It’s an amazing time to be a house agent.
And it’s one that seems to be accelerating.
For the past year or so, agents have been bracing themselves for the prospect of a brackening of their clients and a rise in the prices they charge for their services.
Many have already felt the squeeze.
For years, it was hard to find a buyer who was willing to pay what a house agents charged for an average sale.
And the house agents themselves were feeling the squeeze, too.
After years of seeing their numbers crash, agents say the pressure has gotten so bad they’ve resorted to hiding their salaries.
Many agents who once earned thousands a year now earn less than a half-million a year.
A recent survey found that almost one in four house agents now don’t have a single agent on their payroll.
The price of their labor has plummeted.
Agents are also bracing for an increase in competition for their work.
Many are bracing to get more clients and more clients are demanding higher salaries, which can cause some to leave.
As the industry continues to struggle, many agents are finding it hard to stay afloat.
But it’s not only agents who are struggling.
The entire industry is in crisis.
And as this industry heads into another period of financial upheaval, many are taking drastic measures to save their jobs.
“I have seen agents get evicted,” said Lisa Gabbatt, an agent with a large, family-owned property.
“They have had to close their doors, they have had no money, and I have had agents go through foreclosure, and they’re all in the process of relocating.
And they’re being told to pack up and leave the country.
So what are we supposed to do?
It’s really hard.”
The Financial Crisis A major cause of the industry’s woes is the mortgage industry itself.
A number of factors have led to a wave of foreclosures that hit the industry hard during the economic downturn.
But one of the biggest culprits has been the mortgage meltdown, which was fueled by the collapse in home prices.
Home prices collapsed by 30 percent between 2008 and 2014.
This led to record-breaking levels of foreclosed properties.
Many of these properties are owned by people who can’t afford to pay mortgage rates.
And for many of these people, the real estate market has been an absolute nightmare.
For many, they don’t even have access to mortgages, let alone the money to pay them.
The financial crisis, coupled with record-high home prices and a stagnant labor market, has forced many people to sell their homes, often in an effort to survive.
“There are people out there that are just begging to go to their last day, and you can’t even tell them, ‘Sorry, I can’t pay your mortgage,'” said Gabbett.

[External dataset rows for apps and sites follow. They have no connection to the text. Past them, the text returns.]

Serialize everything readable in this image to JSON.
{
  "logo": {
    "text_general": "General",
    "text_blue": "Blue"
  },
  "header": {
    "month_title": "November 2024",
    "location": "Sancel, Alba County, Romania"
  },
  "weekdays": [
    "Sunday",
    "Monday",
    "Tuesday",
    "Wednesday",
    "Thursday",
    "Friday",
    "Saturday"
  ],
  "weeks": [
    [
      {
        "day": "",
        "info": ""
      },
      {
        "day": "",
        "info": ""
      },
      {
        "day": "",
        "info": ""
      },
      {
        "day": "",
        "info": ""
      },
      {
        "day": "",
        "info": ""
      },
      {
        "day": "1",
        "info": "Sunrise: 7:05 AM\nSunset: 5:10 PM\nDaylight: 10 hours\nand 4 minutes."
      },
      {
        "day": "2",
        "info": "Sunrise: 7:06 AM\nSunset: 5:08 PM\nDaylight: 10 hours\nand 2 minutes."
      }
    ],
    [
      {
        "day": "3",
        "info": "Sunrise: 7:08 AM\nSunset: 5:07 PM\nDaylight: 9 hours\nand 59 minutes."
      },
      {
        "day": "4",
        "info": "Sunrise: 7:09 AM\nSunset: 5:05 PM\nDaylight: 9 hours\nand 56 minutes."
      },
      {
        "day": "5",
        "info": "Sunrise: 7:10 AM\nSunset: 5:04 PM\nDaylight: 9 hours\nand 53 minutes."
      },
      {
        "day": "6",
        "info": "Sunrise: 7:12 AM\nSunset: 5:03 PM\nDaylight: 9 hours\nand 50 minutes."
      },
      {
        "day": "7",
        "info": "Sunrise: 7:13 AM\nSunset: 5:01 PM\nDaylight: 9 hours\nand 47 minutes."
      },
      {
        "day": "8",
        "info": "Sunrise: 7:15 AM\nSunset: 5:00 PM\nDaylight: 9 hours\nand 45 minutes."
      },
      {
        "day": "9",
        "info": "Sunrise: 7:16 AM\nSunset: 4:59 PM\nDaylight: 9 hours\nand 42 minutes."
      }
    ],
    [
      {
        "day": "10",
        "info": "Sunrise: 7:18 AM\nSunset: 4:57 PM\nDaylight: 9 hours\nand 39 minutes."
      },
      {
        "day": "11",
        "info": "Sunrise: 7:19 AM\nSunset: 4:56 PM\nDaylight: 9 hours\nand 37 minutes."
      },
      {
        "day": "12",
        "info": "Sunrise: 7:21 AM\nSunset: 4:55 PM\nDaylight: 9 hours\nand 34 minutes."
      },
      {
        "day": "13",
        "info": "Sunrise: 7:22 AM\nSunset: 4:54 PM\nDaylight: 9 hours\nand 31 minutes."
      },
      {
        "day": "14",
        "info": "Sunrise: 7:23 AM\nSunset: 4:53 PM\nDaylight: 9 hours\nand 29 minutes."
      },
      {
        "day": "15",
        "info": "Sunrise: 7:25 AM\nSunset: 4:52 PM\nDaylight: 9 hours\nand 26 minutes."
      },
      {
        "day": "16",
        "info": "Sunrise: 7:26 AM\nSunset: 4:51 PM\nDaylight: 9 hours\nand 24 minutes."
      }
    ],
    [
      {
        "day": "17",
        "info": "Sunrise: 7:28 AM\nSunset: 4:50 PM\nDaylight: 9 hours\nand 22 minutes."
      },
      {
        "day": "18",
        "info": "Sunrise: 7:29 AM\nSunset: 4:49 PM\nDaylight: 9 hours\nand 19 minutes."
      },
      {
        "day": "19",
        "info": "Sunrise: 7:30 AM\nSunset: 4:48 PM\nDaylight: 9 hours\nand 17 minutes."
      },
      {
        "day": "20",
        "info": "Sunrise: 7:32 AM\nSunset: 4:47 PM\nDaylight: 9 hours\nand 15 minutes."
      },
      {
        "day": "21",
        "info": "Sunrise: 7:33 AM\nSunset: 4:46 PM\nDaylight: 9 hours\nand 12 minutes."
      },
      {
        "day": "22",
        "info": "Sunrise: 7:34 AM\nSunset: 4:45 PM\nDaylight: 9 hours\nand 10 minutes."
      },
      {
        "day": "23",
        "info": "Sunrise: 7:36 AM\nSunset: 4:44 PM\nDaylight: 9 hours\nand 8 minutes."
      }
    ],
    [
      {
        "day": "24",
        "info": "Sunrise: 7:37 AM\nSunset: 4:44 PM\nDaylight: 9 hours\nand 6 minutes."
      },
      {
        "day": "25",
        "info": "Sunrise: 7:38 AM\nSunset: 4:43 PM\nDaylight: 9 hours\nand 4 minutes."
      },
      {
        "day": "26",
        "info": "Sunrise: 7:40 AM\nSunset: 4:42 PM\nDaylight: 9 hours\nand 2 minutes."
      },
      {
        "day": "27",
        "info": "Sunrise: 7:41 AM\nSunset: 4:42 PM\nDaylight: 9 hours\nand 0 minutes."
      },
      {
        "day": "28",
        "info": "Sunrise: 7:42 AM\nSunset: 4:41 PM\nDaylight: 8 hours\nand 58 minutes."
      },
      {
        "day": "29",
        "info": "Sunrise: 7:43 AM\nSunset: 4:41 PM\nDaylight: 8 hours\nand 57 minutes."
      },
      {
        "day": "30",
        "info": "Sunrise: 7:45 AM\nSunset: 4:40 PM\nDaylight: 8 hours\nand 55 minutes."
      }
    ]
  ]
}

“You’re going to get someone to come down and take a look at the property and say, ‘Hey, you can pay this down or this down, and if you don’t pay, we’re going after you and you’re going out.'”
Many people who don’t get a mortgage in the first place are now forced to sell to pay the mortgage.
The mortgage crisis and its aftermath can lead to real estate busts.
In 2014, a single foreclosed home for sale in Washington state sold for $3.8 million.
That was an unprecedented price tag for an American home in the early stages of the foreclosure process.
In 2016, a home in South Dakota sold for just $2.6 million.
And in 2017, a two-bedroom home in Michigan sold for a record $2 million.
In the wake of the mortgage crisis, many homeowners have become desperate and, in many cases, have taken out huge mortgage loans in an attempt to keep their homes.
A large percentage of these loans are also being used as collateral to buy homes, making it easier for people to leave the United States for less expensive alternatives.
As a result, the entire housing market has gone into free fall.
“For many people, it’s just a financial nightmare,” said Gammill.
“It’s just really difficult to pay your mortgages or pay your rent, and that’s really, really hard for them to do.”
Many people in the industry have also taken to crowdfunding sites to try and pay off their mortgages.
While this has been a popular strategy for some, some agents say they’re not seeing enough support for their cause.
“We’re all doing it,” said Lizzy Johnson, an agency agent in Virginia.
“If we all do this together, we can really save the industry.”
For the first time in decades, agents are getting a little bit of help from the media.
The Guardian recently published a story on the crisis and the rise in foreclosing costs.
The story featured a young house agent who, after facing a severe financial setback, had just launched her career as a freelance house agent and had a plan to rebuild her